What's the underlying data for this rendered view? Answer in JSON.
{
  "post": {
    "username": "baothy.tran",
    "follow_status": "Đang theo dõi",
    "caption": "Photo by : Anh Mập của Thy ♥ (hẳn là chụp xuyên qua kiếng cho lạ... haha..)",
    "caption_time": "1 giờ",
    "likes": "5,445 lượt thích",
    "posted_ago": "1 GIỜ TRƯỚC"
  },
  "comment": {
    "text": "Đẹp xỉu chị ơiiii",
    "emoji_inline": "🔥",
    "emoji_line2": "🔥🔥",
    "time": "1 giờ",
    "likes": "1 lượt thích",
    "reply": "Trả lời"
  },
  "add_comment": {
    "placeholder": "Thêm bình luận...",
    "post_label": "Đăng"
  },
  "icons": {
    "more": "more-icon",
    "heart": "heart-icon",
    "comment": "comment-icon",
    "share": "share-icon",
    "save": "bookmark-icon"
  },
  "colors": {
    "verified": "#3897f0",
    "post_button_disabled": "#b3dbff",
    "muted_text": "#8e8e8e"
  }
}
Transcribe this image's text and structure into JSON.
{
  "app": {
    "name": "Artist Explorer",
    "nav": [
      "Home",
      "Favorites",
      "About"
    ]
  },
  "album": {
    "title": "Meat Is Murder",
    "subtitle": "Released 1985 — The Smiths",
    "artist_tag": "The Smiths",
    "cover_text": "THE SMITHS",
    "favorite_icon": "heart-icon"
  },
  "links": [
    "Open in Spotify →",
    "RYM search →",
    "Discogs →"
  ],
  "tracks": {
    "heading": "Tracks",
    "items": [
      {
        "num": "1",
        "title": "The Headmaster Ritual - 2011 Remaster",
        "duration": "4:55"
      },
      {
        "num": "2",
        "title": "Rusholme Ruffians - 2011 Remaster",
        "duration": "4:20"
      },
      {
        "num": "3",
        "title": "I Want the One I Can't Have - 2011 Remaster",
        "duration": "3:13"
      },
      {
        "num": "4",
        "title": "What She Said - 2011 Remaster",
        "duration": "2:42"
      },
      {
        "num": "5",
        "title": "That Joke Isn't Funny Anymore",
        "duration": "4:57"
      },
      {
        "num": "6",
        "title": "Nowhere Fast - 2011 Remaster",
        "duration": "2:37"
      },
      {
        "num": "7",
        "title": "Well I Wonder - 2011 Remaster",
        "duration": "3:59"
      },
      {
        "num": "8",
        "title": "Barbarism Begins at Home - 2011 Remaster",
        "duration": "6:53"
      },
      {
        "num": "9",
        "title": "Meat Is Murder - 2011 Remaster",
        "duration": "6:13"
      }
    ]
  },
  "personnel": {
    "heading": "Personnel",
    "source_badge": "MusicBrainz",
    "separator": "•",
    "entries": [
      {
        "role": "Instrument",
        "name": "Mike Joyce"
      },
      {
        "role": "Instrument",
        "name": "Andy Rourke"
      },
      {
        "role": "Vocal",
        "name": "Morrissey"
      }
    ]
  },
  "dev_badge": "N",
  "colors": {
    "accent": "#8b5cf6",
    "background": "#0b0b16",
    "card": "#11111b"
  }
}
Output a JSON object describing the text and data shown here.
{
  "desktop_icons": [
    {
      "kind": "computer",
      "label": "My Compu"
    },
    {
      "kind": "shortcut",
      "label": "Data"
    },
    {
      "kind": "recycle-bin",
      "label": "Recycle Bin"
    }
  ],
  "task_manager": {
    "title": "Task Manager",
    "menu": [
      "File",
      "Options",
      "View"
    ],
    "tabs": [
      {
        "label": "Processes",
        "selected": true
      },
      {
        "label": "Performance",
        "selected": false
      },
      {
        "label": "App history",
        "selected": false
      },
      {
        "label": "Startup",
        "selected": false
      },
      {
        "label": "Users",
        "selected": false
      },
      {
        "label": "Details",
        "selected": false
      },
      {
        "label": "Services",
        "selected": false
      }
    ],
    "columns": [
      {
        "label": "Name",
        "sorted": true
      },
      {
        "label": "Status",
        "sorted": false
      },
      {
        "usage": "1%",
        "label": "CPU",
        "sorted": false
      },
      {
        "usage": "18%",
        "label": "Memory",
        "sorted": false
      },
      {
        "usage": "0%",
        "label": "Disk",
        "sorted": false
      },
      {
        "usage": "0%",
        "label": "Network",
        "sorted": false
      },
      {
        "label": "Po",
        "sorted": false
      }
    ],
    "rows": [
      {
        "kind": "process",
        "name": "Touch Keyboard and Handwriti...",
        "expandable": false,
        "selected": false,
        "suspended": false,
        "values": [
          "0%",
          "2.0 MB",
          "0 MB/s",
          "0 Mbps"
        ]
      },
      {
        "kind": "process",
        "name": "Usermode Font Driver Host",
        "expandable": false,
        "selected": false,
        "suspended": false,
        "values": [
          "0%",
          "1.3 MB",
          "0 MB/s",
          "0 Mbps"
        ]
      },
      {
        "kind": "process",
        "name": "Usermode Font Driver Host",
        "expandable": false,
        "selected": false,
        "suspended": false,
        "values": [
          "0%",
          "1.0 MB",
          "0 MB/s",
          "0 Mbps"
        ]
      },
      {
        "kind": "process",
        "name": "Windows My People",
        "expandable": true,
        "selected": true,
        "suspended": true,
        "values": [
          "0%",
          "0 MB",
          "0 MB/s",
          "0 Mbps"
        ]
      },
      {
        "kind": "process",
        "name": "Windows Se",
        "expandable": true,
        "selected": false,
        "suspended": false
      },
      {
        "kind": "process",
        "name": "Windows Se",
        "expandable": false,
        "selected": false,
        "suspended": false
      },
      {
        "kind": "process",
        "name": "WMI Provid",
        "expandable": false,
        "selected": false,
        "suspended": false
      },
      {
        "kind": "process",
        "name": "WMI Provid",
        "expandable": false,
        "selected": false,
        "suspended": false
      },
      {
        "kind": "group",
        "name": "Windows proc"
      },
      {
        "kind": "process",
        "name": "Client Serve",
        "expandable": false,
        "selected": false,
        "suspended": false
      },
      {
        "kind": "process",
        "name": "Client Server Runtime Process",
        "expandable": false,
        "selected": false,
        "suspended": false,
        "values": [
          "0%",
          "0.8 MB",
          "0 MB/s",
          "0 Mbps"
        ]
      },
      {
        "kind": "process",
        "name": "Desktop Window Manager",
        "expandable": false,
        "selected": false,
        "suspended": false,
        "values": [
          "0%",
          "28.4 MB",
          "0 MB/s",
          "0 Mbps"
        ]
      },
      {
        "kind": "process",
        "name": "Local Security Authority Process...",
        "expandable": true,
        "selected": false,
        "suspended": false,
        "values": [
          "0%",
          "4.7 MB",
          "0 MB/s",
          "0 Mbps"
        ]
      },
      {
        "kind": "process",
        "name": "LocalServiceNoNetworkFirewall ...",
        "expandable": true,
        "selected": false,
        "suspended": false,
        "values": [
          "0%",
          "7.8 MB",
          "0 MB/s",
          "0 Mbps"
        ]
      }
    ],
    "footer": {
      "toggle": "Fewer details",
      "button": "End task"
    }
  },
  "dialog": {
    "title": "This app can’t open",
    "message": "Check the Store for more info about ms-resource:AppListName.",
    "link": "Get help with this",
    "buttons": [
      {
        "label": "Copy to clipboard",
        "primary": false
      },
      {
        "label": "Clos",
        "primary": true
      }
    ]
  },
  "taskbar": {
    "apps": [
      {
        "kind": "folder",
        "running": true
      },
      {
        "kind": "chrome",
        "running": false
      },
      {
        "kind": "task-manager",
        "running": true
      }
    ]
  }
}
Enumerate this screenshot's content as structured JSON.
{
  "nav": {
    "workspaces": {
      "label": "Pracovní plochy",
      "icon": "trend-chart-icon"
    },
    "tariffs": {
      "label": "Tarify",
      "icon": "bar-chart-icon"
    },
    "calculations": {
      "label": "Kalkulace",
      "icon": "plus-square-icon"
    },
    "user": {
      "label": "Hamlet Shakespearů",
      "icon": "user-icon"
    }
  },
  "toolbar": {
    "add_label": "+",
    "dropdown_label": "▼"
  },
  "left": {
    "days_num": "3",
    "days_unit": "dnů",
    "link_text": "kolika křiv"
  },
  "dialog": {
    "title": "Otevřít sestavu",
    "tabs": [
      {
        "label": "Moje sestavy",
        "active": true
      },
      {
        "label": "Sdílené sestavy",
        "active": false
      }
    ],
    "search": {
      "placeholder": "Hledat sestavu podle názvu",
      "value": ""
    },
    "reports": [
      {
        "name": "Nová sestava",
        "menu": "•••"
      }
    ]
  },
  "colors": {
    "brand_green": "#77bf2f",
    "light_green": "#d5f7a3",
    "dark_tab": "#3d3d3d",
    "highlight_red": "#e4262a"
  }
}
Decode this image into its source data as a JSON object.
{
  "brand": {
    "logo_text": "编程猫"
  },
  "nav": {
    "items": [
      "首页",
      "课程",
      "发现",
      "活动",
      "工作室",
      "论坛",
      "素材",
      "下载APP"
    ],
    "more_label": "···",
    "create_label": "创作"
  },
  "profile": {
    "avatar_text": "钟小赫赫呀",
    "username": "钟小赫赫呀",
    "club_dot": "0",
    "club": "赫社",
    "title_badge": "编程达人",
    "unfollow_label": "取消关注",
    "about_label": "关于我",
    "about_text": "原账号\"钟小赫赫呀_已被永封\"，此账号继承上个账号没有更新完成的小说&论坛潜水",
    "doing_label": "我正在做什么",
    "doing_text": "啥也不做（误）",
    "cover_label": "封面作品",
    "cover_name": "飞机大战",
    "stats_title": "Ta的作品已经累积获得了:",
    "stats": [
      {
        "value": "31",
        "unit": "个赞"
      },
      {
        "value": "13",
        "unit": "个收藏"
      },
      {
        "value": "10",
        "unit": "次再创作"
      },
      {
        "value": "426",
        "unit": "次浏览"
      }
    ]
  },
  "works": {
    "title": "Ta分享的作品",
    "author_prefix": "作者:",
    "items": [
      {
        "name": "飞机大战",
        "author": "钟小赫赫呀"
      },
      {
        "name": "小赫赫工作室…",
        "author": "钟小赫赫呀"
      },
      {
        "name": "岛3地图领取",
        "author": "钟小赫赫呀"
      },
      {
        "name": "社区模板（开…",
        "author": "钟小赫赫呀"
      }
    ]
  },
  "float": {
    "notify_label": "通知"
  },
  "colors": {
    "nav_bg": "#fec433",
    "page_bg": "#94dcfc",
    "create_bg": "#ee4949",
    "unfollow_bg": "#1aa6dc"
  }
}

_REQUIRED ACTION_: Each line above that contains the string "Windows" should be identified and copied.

_SOLUTION BELOW_:
        "name": "Windows My People",
        "name": "Windows Se",
        "name": "Windows Se",
        "name": "Windows proc"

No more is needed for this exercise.